Adrenal Gland Cortex Lauren Kent Ashley Naveira Period 6 January 8, 2014
Location Along the perimeter of the adrenal gland
Hormones • Corticosteroid hormones: • Hydrocortisone: helps control the body’s use of fats, proteins, and carbohydrates • Corticosterone: Helps suppress inflammatory reactions in the body and affects the immune system • Aldosterone: regulates the level of sodium and potassium and helps maintain blood pressure • Androgenic steroids (androgen hormones) • Converted to female and male hormones, but are produced in larger amounts by the ovaries and testes.
Homeostasis • Corticosteroid hormones: • Helps keep nutrients in balance and keeps the body healthy by regulating the immune system • Aldosterone • Prevents hypertension • Androgenic steroids (androgen hormones) • Controls the amount of reproductive hormones, to keep it in balance
Feedback Mechanisms Adrenal cortex is regulated by negative feedback, involving the hypothalamus and adrenocorticotropic hormone.
Releasing Hormones • Mineralocorticoids • Aldosterone • Increased absorption of sodium • Increased excretion of potassium and hydrogen ions • Produced in the adrenocortical zonaglomerulosa • Glucocorticoids • Cortisol • Stimulates release of amino acids from the body • Produced in response to stress • Produced in the zonafasciculata
Release – Inhibiting Hormones • Aldosterone • When there is too much blood in the circulatory system, the heart produces atrial natriuretic factor, which inhibits the release of this hormone.

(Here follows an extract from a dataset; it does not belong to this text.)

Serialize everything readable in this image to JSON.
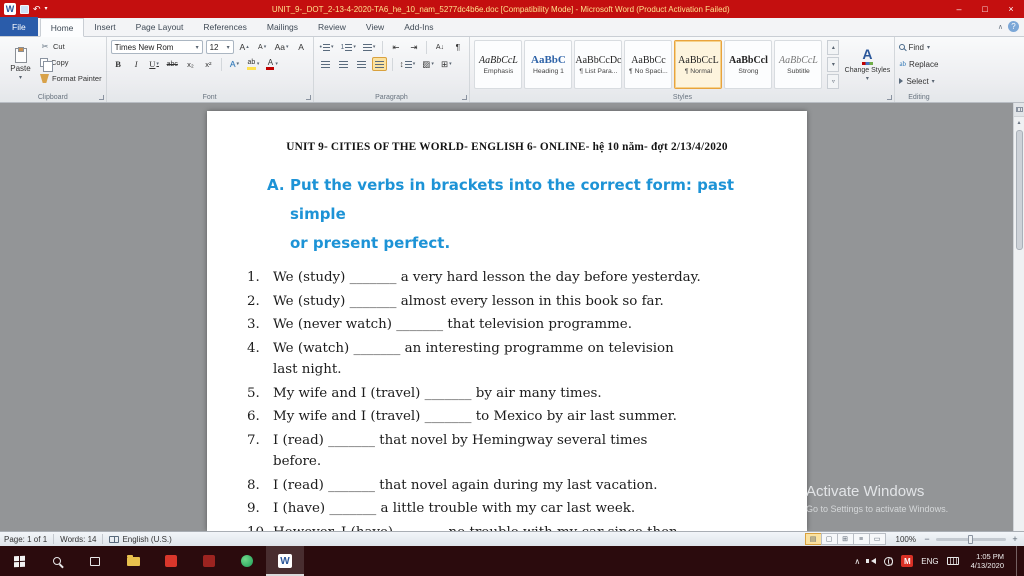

Glandular Malfunction • Pheochromocytoma • Atumor that can form in the adrenal gland that is caused by producing too much adrenaline. • Congenital Adrenal Hyperplasia • Adisorder of the adrenal gland that prohibits it from producing enough cortisol • Addison’s Disease • Adisease in which the adrenal glands do not produce enough of many hormones
Medical Procedures • Pheochromocytoma • Surgery to remove the gland or just the tumor or medication to stop the production of excess hormones • Congenital Adrenal Hyperplasia • Medication can be taken to replace the hormones that are not being produced • Addison’s Disease • Take oral medication to replace the hormones that the body lacks. Additional salt may need to be added to their diet as well

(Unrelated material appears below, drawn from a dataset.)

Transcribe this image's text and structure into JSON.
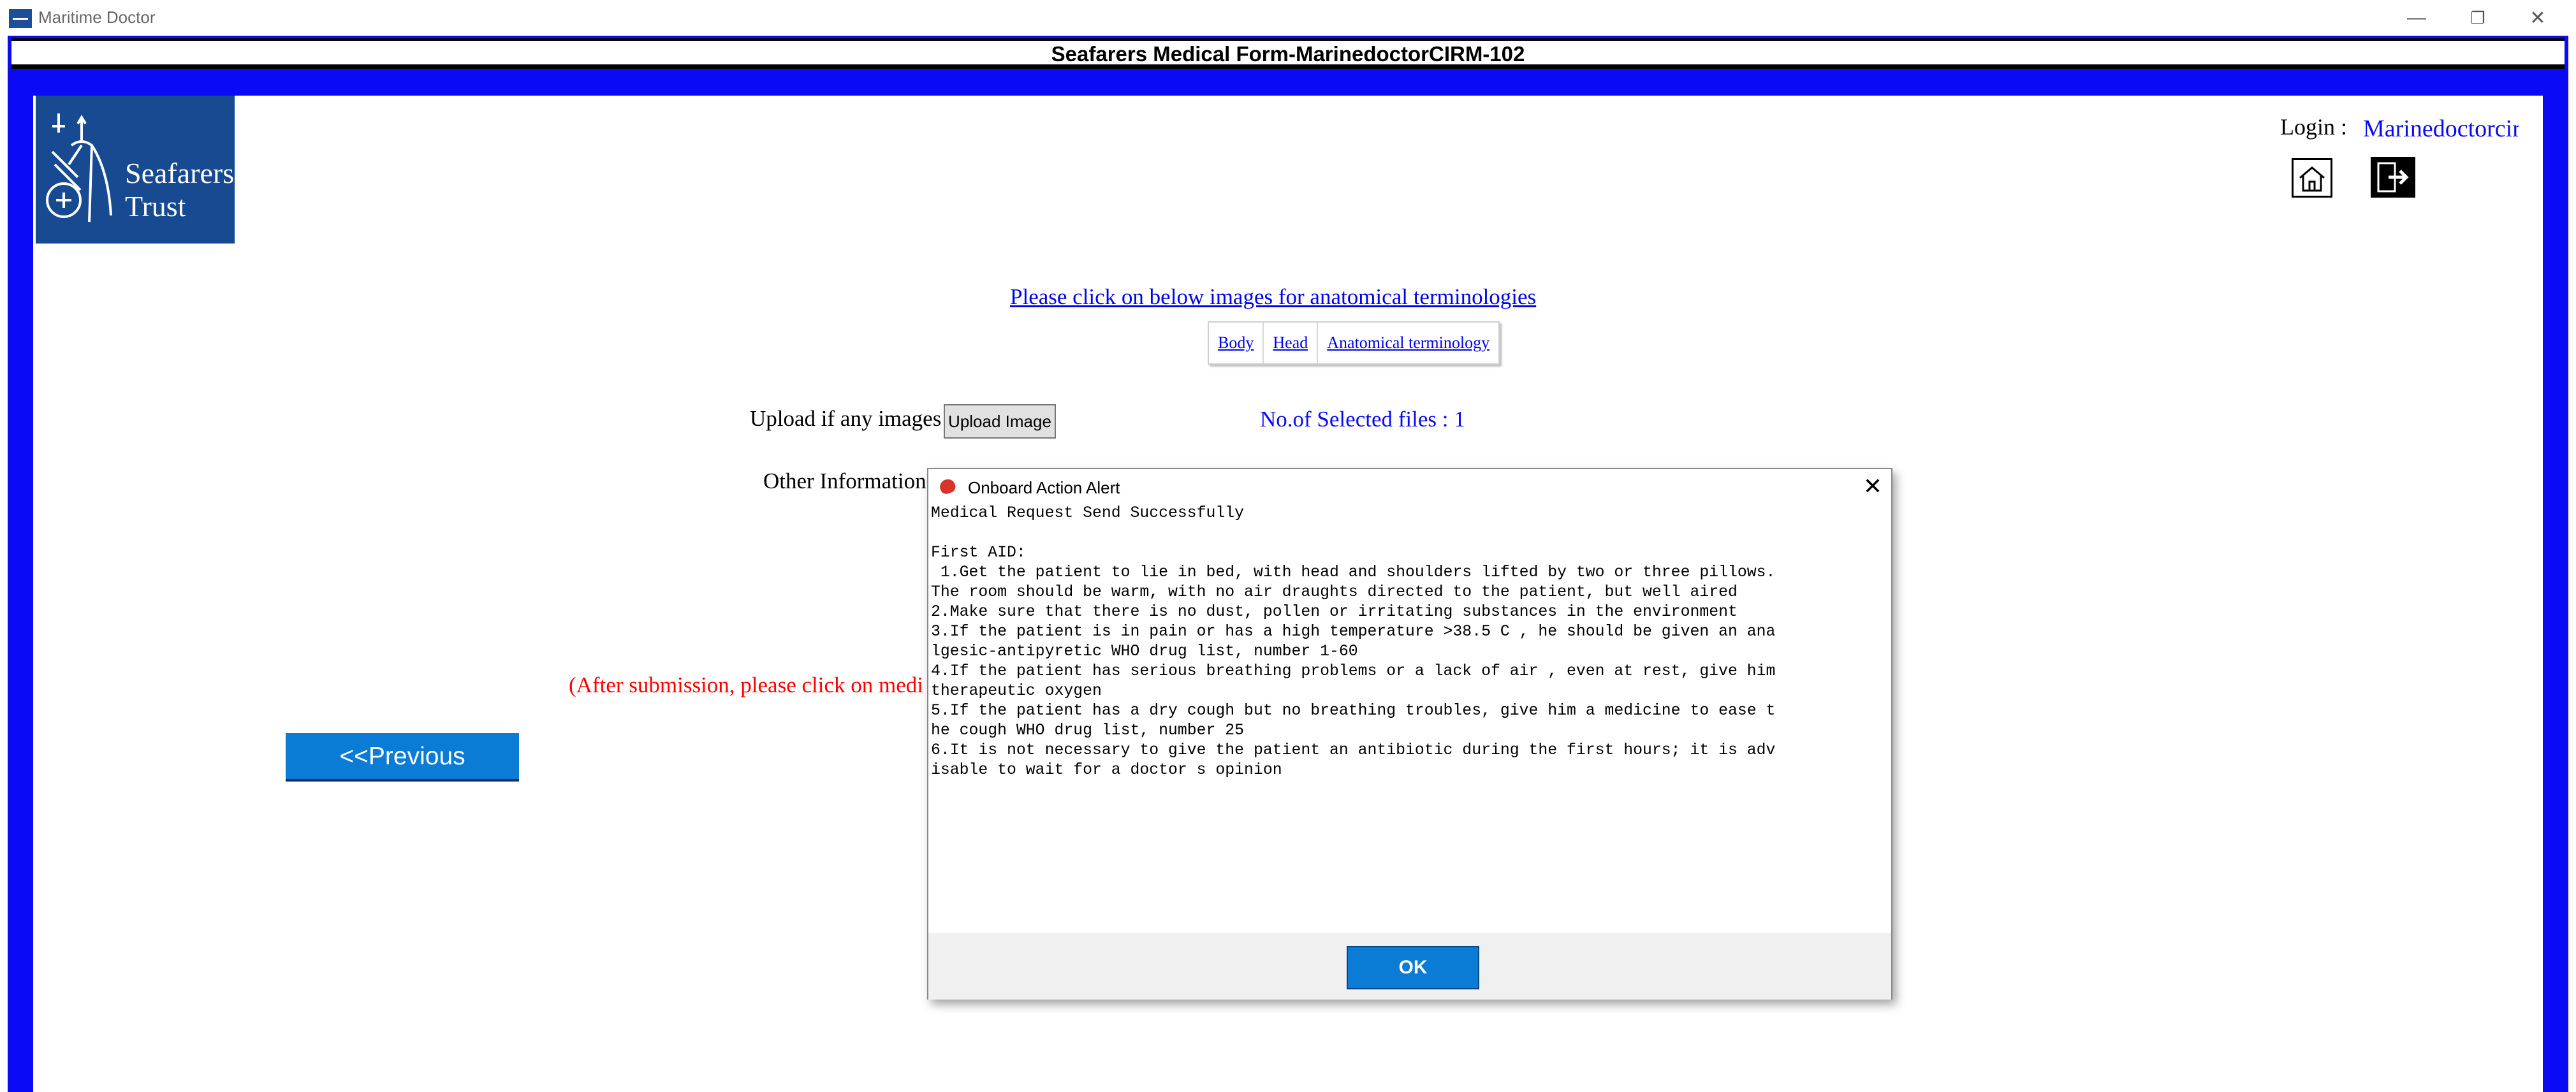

Works Cited http://faculty.clintoncc.suny.edu/faculty/michael.gregory/files/bio%20102/bio%20102%20lectures/endocrine%20system/endocrin.htm http://www.nichd.nih.gov/health/topics/adrenalgland/conditioninfo/Pages/types.aspx http://www.nichd.nih.gov/health/topics/adrenalgland/conditioninfo/Pages/treatment.aspx http://www.urologyhealth.org/urology/index.cfm?article=89 http://www.hopkinsmedicine.org/healthlibrary/conditions/endocrinology/adrenal_glands_85,P00399/ http://www.pennmedicine.org/health_info/body_guide/reftext/html/endo_sys_fin.html#homeostatic http://training.seer.cancer.gov/anatomy/endocrine/glands/adrenal.html